Our test car has been supplied with really thin and hard bucket seats that are definitely not suited to XL humans, although more comfortable chairs are available as an option for non-masochists. With the buckets in situ, though, the car is ideally suited to the installation of five-point harnesses making the Evora 410 a potentially perfect track weapon. The seating position itself is perfect, with all necessary controls extremely close to hands and feet, and visibility is excellent.
Sadly it’s become a momentous occasion when you get into a car and realise it still requires a key to start, has a stick shifter and three pedals. But this Lotus is old school, as it should be, providing a mechanical connection to the engine and unfiltered feedback to your rear end, along with immediate responses and barely assisted steering. And let’s not forget to mention the noise. Oh, what a glorious noise.
On public roads you quickly find that speed bumps are really tall and that the paint used for road markings is really thick. That’s how hard the forged aluminium double wishbone suspension, anti-roll bar with Eibach springs and Bilstein dampers, combined with low profile tyres are. This also means that you are truly connected to the road and, thus, can discern what’s going on down there at every turn.
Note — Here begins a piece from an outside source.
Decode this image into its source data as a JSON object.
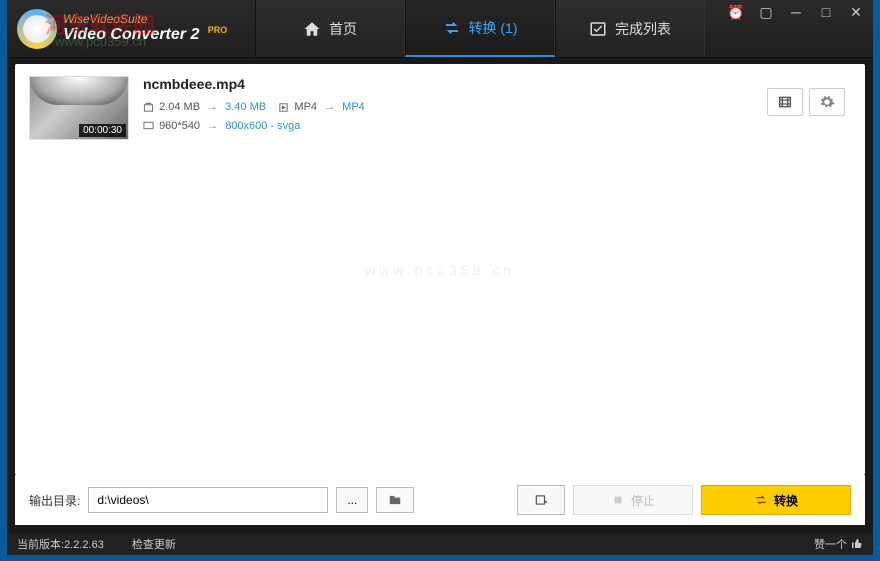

No car connects with its driver quite like a Lotus.
Play around with the throttle for a bit and nothing else matters – you forget the rough ride and the hard seats. It’s been a very long time since I felt such an immediate connection between the pedal and the engine, where every millimeter pushed provokes a thump in the back. It is so precise that, with just a little bit of practice, you can shift gears without touching the clutch. Lovely.We cannot display this gallery
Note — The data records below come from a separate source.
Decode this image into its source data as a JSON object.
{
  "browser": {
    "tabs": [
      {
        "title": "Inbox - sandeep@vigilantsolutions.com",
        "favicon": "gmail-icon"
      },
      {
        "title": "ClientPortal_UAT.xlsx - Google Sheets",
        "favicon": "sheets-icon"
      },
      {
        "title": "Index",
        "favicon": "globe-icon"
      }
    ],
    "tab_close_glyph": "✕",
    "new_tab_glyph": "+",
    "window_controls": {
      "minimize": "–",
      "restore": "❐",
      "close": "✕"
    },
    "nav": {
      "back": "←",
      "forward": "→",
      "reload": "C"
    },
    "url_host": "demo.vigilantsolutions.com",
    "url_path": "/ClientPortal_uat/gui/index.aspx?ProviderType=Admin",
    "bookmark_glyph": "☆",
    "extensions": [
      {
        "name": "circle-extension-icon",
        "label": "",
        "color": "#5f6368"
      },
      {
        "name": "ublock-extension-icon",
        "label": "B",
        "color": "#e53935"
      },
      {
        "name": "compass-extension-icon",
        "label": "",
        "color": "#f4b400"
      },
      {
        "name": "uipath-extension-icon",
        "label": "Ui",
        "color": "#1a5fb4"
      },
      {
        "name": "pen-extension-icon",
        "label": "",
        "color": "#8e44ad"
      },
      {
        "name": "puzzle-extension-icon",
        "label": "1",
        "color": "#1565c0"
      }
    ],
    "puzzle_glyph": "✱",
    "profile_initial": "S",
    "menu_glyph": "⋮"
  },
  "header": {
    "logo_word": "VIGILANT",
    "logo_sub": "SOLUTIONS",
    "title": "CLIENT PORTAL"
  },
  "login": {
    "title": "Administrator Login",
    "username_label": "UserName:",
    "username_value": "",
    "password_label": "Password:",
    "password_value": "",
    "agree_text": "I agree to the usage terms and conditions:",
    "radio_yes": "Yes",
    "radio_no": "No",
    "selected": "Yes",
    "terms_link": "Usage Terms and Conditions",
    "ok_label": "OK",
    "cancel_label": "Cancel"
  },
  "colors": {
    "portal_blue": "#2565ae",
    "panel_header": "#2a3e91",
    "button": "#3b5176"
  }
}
Its engine alone deserves an entire chapter devoted to it. As the soul of the Toyota Avalon, Lexus LS, and RX350, it has a proven record of reliability and torque. Lotus has seen fit to supercharge the 3.5-litre, 24-valve V6, which pumps out 410bhp and 309lb ft of torque. Further, with the combination of the exhaust valve, which opens at 4,000rpm, and the compressor, it is a source of mechanical music that makes the audio system irrelevant. And as if all that wasn’t enough, it is visible both when lifting the carbon fibre tailgate, as well as through the rear view mirror.
One could argue that the six-speed manual transmission is a compromise between road and track use – it seems to have been set to ratios that accommodate both requirements and, as a result, I find that on normal road drives I’m shifting from fourth straight to sixth, while on track I doubt I would ever get to even use fifth. That said, the lightweight extruded aluminum chassis, clutch and limited slip differential make gear changes snappy and acceleration through turns an absolute joy.
I’ve run out of space to talk about the chronograph or the fuel efficiency but, let’s be realistic, none of those matter on a car like this. I should mention, though, that the Lotus is a true head turner. I have to mention, too, that the sport brakes are AP Racing items with four-piston calipers and they are relentless. The interior is an explosion of Alcantara and the colour matching on the interior plastic bits is a classy detail. I’ll stop now before I get carried away again.
There’s hardly a better place to put the $104,786 (AED 385,000) it costs. Sitting in a segment dominated by the 911, it offers performance equivalent to a Carrera S and is significantly less expensive. And trust me when I say that the feel, cornering speed and sheer joy of driving the thing is comparable, if not superior. The 911 is more digital and in-tune with the times, but the unashamedly analogue Evora 410 is nothing short of ambrosia for the connoisseur.